point when I was desperately trying to remember if the cocker spaniel
dog with the Frisbee in its mouth was sitting with Grandpa earlier or
if it was in the car with Bobby. The doctor patted my hand, handed me
a cup of cold water and suggested I take a break. When I came back
from the break he had put away the testing materials and ushered me to
the door telling me he didn't think I needed to worry, that my
application should go through with no problems.

Now, on one hand, that's what I wanted. On the other hand, I did not
want to be told that I was a card short of a deck. Or maybe two.
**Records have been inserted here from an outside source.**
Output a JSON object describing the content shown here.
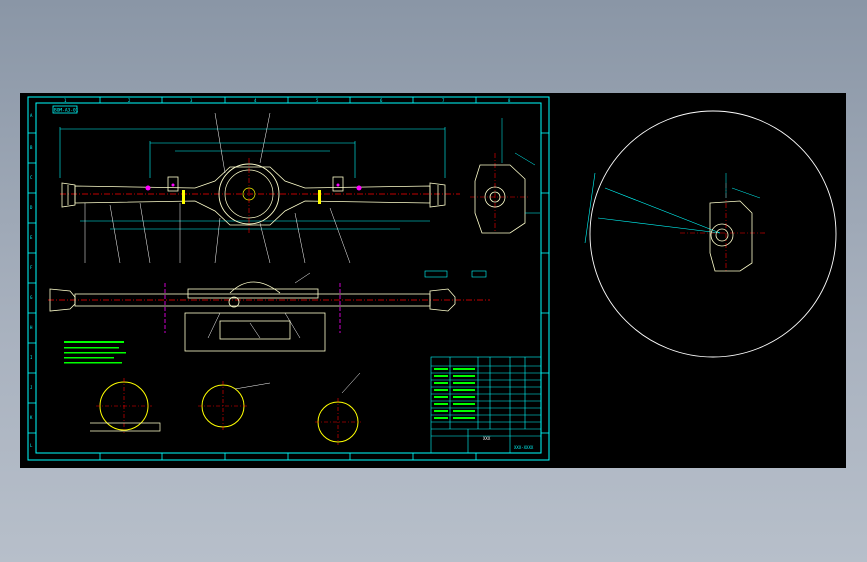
{
  "drawing": {
    "stamp_label": "BOM-A3-01",
    "zones_top": [
      "1",
      "2",
      "3",
      "4",
      "5",
      "6",
      "7",
      "8"
    ],
    "zones_side": [
      "A",
      "B",
      "C",
      "D",
      "E",
      "F",
      "G",
      "H",
      "I",
      "J",
      "K",
      "L"
    ],
    "title_block": {
      "name": "XXX",
      "part_no": "XXX-XXXX"
    }
  },
  "colors": {
    "background": "#000000",
    "frame": "#00ffff",
    "dimension": "#00ffff",
    "centerline": "#ff0000",
    "part_outline": "#ffffcc",
    "circle_view": "#ffffff",
    "highlight": "#ffff00",
    "magenta": "#ff00ff",
    "leader": "#ffffff",
    "green": "#00ff00"
  }
}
Because I have good friends who are chronic, I know that a lot of us face the two-edged sword of being incompetent enough to qualify for disability but being so incompetent that you forget to take your meds. And go to appointments. And to pay bills.

The list goes on, but it becomes more personal and embarrassing.

People who don't know me well enough to know that I have this disease tend to write me off as a bit dotty or maybe even slow. That hurts. If I try to sound intelligent and on top of things, in the same place as everybody else, it just gets worse. I forget words at approximately the same rate as i try to think of them. Pretty disasterous if you're trying for witty repartee.

Learning to live with pain and loss of career and freedom has been hard, but nowhere near as hard as learning to bury my pride and live with the constant little 'slings and arrows' of unspoken insult.

I intend to ask my husband to collect my sewing machine without me. I'm thinking the propriator might be right. Maybe I forgot to push the thread through the tension hook. Or maybe my machine has a real problem. Either way I don't intend to submit myself to the judgmental glare of Mrs. Humber ever again.

And that's one promise to myself I don't think I'll forget.